++++ Source data
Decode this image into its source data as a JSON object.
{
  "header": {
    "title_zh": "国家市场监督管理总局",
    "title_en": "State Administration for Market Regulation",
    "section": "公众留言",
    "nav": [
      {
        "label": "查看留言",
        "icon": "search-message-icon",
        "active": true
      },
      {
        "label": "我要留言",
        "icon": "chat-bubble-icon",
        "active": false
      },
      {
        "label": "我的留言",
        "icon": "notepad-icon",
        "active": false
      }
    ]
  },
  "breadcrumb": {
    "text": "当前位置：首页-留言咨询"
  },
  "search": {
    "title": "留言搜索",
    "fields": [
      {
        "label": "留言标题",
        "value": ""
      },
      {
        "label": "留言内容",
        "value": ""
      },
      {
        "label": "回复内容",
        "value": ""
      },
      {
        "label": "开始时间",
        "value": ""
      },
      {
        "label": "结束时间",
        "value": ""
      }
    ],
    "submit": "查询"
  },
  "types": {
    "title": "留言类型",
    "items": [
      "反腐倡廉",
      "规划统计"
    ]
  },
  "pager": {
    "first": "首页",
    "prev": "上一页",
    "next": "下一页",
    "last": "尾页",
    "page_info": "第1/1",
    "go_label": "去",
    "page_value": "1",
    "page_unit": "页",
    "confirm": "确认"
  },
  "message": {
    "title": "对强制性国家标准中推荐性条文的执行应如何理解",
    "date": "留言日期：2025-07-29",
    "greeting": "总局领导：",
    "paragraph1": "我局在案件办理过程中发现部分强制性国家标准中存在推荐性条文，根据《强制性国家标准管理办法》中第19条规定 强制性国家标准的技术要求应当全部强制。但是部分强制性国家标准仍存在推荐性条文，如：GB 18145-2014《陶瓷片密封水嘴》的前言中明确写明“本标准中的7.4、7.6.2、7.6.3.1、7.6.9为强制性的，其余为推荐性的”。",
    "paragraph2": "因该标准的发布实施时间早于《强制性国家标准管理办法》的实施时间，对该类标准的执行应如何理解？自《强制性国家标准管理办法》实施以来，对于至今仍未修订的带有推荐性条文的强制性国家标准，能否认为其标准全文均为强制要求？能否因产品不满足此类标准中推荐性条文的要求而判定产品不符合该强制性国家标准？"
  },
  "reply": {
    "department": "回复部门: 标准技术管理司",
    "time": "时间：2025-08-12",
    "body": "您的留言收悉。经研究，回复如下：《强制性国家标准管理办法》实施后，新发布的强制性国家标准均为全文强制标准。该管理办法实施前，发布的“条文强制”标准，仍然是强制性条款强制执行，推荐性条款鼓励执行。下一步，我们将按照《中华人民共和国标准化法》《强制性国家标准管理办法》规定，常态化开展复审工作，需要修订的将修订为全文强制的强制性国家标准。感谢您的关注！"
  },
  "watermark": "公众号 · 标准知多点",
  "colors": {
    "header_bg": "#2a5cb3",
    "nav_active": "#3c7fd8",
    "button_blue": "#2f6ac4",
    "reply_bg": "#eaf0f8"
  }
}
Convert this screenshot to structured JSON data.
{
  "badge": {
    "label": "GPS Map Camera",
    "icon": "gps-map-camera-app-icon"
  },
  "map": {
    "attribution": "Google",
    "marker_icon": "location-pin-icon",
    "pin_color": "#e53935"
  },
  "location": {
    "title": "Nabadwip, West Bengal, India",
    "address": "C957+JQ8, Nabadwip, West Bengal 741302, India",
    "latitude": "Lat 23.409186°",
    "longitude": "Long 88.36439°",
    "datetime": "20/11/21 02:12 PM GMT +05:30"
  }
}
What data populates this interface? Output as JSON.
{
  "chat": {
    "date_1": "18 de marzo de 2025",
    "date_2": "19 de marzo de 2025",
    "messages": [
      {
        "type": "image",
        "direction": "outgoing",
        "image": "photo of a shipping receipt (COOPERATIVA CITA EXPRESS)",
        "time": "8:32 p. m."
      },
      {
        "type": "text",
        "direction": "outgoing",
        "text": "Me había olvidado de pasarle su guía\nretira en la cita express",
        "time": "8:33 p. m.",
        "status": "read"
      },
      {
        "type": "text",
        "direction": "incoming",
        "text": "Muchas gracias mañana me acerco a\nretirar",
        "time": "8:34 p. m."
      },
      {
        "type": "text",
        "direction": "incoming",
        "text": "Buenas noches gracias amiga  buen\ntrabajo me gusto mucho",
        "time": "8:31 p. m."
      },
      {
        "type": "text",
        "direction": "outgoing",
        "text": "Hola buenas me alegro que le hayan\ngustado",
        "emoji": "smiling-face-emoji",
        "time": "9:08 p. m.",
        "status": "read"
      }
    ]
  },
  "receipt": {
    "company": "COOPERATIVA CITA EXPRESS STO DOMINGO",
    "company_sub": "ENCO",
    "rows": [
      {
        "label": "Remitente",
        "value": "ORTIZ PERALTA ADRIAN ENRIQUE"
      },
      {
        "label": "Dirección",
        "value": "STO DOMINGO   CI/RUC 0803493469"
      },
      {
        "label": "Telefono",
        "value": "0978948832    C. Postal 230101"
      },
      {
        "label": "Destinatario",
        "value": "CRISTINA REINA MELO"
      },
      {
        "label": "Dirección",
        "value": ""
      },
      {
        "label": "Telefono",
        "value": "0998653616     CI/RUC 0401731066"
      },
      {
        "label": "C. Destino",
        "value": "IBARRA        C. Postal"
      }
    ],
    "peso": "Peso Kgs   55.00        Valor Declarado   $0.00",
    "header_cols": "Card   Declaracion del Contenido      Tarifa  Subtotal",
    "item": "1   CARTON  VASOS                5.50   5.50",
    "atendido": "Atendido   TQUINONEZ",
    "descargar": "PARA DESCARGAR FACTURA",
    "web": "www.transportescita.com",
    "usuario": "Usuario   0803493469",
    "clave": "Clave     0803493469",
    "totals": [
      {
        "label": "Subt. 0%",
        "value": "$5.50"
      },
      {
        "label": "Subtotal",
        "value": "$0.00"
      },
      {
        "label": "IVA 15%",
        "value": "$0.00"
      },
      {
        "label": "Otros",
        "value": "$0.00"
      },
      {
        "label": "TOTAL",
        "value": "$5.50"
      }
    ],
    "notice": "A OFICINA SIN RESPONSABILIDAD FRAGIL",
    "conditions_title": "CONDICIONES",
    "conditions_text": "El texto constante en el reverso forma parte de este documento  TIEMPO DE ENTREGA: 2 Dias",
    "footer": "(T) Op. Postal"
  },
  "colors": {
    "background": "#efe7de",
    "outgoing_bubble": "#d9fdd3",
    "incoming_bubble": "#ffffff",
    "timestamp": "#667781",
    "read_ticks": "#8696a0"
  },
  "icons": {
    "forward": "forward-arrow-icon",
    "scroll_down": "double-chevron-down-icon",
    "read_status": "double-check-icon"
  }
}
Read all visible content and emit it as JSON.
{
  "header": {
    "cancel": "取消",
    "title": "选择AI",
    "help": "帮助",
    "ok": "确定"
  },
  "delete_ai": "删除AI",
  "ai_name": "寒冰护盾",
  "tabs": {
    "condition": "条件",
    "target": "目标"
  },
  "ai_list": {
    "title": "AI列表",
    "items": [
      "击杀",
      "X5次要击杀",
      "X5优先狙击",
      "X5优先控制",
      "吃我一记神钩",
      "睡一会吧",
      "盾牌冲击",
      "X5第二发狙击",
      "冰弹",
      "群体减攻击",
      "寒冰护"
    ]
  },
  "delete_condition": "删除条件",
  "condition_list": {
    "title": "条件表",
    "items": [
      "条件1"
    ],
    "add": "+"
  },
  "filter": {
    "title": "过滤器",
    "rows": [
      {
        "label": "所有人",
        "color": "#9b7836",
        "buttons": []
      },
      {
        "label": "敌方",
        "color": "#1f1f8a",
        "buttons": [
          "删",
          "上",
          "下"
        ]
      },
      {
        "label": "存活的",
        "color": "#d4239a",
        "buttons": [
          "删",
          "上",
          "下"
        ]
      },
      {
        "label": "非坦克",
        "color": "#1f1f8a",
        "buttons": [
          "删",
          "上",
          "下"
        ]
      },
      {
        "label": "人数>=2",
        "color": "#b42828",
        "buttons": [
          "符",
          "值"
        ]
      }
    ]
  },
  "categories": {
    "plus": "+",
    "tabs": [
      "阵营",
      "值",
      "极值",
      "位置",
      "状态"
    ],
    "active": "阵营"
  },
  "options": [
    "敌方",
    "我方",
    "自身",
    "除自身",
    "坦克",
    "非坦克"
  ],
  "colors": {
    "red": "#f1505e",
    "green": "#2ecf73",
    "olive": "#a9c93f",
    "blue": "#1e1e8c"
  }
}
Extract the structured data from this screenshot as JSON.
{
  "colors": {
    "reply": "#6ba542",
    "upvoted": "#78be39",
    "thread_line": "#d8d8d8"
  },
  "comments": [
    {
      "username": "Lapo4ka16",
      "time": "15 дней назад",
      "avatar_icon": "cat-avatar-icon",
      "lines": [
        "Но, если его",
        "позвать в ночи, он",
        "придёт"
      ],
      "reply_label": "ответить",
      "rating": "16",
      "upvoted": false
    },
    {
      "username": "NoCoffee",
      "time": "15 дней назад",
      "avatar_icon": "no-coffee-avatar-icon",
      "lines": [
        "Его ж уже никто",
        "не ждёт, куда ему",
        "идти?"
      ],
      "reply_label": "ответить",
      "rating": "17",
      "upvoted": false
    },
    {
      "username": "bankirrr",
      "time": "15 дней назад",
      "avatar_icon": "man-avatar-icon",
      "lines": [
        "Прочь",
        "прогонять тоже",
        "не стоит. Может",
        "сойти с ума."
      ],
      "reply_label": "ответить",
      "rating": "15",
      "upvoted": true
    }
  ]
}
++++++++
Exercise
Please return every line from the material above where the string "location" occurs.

Final answer
    "marker_icon": "location-pin-icon",
  "location": {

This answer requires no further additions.